Baldick has found the words missing from the earlier translation: “Sunday” and “rushing back toward.” There is still the double “old,” although now it’s “oldest” and “old,” which isn’t so obvious. Also, Verne’s French just says “a Sunday,” not “which was a Sunday.” I think it’s interesting that Baldick uses the American “toward” instead of the British “towards.”

Next, the the Oxford World’s Classics translation (using the very British “Centre” in its title) from William Butcher, the most recently published version to receive wide distribution:
On 24 May 1863, a Sunday, my uncle, Professor Lidenbrock, came rushing back towards his little house at No. 19 Königstrasse, one of the oldest streets in the historic part of Hamburg.
This is why I like Butcher’s translations so much. He gets all the French literally right, keeps Verne’s word flow, and makes it sound crisp and readable in English. The contrast of “oldest streets” to “historic part” is right on the money, and it conjures up a far more vivid portrait than the “old quarter/oldest portion.”

And finally, another translation of this paragraph commonly found in modern paperbacks (such as Signet’s):
Looking back to all that has occurred to me since that eventful day, I am scarcely able to believe in the reality of my adventures. They were truly so wonderful that even now I am bewildered when I think of them.
Hey, wait a minute! What in tarnation is this? That doesn’t sound like the other three translations. And you don’t have to know any French at all to figure out that it doesn’t match the original. It doesn’t even sound like Verne; it’s sort of “gee whiz” dopey. What in the . . . ?

Dear gods of high Olympus, it’s the “Hardwigg” version of the novel, still available on bookstore and library shelves to confuse poor readers into thinking they are actually reading Jules Verne’s Journey to the Center of the Earth. They aren’t; they are reading a complete revision of story. Same plot, mostly different text, and with the characters’ names changed. (“Lidenbrock” is now “Hardwigg.”) And I guarantee that the blurb on the book cover and introduction won’t bring up this unpleasant fact.

I first came across this version in a book store soon after I re-read the novel. I plucked up the Signet edition to see how its translation compared to the one I had read. I was curious because I had only recently become aware of the need for new “ground-up” English versions of Verne to replace the stodgy older ones, and I wanted to know if some of the mass market editions still had out-of-date translations. I discovered that the Signet edition seemed to have nothing to do with the one I had read. It couldn’t be translation error—the two editions had to to come from completely different sources.

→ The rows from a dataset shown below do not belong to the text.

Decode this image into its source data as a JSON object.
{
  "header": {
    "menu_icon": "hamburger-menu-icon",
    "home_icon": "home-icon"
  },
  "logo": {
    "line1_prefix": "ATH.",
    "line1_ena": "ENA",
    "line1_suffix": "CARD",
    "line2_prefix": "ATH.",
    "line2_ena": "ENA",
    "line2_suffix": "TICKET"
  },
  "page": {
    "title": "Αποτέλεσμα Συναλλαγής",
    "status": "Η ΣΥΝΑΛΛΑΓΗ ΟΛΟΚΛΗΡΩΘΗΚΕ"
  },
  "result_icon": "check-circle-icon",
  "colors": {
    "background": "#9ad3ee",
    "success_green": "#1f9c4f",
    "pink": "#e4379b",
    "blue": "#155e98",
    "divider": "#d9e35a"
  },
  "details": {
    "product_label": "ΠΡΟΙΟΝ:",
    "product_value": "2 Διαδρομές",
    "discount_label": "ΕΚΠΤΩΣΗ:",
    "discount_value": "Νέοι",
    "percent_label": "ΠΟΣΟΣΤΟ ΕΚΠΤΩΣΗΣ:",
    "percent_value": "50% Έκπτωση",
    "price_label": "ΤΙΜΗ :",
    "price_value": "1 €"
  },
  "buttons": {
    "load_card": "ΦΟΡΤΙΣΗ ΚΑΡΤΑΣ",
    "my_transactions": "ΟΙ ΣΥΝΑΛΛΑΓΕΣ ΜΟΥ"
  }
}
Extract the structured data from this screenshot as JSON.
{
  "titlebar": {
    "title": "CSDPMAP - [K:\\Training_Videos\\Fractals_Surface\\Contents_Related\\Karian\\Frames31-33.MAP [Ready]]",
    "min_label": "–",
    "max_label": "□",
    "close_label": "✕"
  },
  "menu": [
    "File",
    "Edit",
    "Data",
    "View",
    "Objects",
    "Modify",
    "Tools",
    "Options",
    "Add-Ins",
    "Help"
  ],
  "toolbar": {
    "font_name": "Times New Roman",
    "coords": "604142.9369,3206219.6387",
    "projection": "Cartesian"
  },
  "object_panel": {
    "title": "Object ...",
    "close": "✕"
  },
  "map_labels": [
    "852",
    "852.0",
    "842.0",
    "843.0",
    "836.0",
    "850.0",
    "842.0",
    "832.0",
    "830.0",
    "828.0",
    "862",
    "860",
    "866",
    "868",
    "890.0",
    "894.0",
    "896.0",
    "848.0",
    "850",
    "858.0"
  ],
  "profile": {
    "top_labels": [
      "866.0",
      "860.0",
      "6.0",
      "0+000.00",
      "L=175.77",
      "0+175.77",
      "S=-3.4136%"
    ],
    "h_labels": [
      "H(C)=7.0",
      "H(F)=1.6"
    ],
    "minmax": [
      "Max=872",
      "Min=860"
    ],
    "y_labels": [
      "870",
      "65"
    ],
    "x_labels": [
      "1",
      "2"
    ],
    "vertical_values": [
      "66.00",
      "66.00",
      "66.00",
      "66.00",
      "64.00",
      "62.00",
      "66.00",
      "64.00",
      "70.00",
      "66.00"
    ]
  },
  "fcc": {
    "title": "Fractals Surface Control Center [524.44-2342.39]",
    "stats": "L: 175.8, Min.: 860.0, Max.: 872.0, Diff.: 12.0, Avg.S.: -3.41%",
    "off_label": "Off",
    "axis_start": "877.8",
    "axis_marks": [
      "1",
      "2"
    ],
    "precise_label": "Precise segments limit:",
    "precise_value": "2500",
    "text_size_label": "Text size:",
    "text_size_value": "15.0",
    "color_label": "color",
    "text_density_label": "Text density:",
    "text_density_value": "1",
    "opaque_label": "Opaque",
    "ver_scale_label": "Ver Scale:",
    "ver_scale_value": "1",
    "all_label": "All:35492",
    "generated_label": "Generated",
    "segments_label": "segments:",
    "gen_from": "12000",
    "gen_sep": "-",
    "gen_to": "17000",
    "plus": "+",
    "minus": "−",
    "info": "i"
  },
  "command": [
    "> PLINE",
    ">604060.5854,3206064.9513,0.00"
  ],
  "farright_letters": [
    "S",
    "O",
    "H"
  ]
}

So which was one was correct?

I soon found out that I had, fortunately, read the correct version. Signet—and other publishers—for some reason were still using the 1871 Griffith & Farrar re-write of the book for English-speaking audiences. This re-write has been reprinted so many times with Verne’s name slapped on it that it still sits out there to lure the unsuspecting to it. Why do publishers keep putting it out there? Do they perhaps not know that it isn’t Jules Verne’s novel?

So if you ever buy a copy of Journey to the Center of the Earth, check the first paragraph before you lay your money down. If it mentions Hamburg, Prof. Lidenbrock, and Königstrasse—good. If not—bad. (Of course, with an actual translation, you’re still at the mercy of the skill of the translator. But at least he or she is looking at Verne’s writing.)